--- Given entries Enclosed Below ---

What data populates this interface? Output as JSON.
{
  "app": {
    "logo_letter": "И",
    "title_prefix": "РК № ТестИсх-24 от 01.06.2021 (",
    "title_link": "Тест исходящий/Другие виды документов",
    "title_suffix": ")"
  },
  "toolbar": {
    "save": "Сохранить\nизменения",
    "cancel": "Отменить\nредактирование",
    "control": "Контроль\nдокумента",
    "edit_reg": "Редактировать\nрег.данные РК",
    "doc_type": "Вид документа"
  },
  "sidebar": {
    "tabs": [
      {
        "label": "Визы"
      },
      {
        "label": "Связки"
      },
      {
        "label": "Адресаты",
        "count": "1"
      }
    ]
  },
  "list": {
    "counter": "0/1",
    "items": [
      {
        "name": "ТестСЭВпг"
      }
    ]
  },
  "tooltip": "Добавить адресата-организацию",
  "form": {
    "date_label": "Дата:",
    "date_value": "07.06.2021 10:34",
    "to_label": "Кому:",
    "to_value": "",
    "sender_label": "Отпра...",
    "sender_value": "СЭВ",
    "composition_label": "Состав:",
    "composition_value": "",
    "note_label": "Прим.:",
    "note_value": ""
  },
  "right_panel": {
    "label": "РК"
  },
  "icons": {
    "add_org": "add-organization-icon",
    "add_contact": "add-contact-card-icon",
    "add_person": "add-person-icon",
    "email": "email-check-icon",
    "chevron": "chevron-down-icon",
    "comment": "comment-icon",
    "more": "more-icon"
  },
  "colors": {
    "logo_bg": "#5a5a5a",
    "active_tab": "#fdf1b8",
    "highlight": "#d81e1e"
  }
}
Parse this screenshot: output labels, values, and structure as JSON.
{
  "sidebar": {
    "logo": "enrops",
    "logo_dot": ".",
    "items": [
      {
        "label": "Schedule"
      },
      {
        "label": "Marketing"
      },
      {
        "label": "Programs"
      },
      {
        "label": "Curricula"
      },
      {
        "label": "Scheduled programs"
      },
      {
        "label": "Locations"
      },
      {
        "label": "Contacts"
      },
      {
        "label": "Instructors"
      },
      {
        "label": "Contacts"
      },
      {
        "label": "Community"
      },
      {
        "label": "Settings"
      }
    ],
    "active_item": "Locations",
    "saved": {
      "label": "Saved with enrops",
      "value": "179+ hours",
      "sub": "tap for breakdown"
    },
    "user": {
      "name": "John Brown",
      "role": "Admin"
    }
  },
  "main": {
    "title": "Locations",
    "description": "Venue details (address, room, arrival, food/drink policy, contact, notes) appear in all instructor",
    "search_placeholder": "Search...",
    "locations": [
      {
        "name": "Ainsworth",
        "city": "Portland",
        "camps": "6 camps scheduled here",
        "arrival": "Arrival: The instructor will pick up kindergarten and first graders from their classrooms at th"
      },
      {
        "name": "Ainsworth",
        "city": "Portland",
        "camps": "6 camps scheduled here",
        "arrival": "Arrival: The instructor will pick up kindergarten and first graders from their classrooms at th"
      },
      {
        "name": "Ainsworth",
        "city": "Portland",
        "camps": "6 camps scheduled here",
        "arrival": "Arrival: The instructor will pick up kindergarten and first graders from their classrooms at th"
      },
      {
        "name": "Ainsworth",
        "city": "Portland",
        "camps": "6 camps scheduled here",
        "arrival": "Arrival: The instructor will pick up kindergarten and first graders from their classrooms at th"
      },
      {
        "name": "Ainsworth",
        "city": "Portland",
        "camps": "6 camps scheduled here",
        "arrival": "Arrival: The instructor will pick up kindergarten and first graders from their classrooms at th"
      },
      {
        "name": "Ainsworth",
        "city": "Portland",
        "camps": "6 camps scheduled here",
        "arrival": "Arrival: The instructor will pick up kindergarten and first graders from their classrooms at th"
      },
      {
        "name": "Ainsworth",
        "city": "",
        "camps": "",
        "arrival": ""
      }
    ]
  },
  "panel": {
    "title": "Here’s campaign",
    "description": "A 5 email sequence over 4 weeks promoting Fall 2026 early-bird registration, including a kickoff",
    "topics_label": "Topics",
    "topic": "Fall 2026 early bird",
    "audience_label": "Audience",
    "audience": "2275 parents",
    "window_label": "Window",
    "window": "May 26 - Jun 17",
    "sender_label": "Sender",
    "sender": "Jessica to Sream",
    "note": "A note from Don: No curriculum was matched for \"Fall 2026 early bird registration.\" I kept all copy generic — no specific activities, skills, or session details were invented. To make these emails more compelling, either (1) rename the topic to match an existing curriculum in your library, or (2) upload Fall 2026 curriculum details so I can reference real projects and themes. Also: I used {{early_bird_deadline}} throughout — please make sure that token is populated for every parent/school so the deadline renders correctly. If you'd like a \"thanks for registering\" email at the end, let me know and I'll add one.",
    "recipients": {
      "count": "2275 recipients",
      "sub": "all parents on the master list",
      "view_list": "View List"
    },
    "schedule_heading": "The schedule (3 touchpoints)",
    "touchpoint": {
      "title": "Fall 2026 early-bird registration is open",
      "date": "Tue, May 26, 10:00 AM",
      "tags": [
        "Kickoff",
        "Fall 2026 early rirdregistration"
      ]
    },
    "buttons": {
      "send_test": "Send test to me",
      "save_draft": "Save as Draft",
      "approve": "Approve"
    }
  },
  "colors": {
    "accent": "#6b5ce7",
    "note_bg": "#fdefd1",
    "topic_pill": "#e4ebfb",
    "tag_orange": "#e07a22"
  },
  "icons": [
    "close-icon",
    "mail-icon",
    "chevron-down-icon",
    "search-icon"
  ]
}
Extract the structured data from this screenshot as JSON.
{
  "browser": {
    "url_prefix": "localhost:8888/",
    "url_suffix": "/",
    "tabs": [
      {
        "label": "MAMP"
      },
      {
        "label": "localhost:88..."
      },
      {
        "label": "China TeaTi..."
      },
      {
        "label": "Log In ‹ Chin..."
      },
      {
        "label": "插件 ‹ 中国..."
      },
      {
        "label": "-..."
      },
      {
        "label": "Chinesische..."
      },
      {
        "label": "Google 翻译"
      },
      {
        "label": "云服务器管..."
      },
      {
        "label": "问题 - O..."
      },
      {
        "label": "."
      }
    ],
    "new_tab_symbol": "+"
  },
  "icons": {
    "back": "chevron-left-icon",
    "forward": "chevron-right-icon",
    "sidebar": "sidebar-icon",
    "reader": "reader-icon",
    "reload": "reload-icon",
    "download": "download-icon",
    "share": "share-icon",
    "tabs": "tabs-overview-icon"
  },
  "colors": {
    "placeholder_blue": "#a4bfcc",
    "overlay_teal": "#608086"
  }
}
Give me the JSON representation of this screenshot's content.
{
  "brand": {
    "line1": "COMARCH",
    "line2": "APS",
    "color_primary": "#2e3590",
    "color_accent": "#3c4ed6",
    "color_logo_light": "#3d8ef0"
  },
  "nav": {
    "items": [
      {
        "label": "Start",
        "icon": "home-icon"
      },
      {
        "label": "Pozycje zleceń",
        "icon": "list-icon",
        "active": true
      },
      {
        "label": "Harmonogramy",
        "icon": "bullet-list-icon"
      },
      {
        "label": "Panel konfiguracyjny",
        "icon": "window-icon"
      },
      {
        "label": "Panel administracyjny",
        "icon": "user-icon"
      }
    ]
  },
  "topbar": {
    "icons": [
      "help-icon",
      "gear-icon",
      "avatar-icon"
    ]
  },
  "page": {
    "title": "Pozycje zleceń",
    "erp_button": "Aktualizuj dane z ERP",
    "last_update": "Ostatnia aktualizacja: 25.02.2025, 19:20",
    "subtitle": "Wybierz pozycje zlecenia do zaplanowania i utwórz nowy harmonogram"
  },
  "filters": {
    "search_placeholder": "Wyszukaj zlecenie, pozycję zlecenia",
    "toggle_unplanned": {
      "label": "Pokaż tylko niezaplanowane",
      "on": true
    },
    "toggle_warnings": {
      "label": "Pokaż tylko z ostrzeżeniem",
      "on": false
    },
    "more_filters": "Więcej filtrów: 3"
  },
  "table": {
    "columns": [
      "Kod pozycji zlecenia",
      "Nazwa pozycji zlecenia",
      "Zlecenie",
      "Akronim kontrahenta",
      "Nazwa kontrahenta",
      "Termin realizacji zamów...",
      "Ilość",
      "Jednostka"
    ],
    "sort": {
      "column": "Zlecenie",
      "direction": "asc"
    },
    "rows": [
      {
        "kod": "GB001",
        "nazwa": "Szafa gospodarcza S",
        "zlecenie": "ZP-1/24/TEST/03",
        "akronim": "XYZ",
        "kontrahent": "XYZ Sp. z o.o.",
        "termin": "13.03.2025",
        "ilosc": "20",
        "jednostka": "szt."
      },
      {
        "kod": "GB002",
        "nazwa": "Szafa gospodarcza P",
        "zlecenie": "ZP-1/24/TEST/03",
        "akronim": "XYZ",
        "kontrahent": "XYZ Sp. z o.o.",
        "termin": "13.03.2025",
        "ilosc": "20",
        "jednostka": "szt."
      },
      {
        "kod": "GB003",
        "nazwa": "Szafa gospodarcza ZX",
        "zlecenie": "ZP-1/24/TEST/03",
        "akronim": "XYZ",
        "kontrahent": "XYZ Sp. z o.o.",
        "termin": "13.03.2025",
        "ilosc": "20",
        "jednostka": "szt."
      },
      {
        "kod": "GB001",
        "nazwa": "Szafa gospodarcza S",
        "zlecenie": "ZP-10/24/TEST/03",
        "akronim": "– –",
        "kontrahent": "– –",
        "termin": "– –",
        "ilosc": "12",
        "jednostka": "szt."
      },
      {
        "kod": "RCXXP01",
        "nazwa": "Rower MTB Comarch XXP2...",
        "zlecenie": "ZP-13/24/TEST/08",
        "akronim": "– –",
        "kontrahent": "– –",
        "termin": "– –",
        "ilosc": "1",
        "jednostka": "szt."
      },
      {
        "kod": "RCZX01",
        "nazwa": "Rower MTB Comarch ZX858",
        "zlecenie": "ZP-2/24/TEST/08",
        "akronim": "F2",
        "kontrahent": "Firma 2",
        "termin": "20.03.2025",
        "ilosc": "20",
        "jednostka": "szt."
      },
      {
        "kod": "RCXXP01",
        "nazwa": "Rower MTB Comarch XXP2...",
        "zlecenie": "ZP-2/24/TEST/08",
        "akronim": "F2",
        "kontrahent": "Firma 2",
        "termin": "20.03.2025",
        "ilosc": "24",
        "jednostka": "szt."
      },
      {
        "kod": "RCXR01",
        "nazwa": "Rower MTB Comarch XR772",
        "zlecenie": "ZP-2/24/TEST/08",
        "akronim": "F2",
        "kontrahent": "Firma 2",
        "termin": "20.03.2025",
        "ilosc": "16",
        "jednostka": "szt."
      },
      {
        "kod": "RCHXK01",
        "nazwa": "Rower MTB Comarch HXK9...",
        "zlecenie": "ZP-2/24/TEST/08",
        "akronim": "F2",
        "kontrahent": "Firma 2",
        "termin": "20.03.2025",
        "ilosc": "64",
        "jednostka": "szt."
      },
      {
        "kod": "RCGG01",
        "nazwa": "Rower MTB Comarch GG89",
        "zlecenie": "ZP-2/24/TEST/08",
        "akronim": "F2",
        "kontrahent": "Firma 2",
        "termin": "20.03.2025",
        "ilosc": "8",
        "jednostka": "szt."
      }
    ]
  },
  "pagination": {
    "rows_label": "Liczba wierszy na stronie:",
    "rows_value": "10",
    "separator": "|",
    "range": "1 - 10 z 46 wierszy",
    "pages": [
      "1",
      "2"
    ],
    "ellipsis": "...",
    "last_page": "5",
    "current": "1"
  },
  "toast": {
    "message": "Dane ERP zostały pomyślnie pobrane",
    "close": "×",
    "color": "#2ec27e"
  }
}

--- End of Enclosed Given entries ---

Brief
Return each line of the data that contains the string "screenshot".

Problem solution
Parse this screenshot: output labels, values, and structure as JSON.
Extract the structured data from this screenshot as JSON.
Give me the JSON representation of this screenshot's content.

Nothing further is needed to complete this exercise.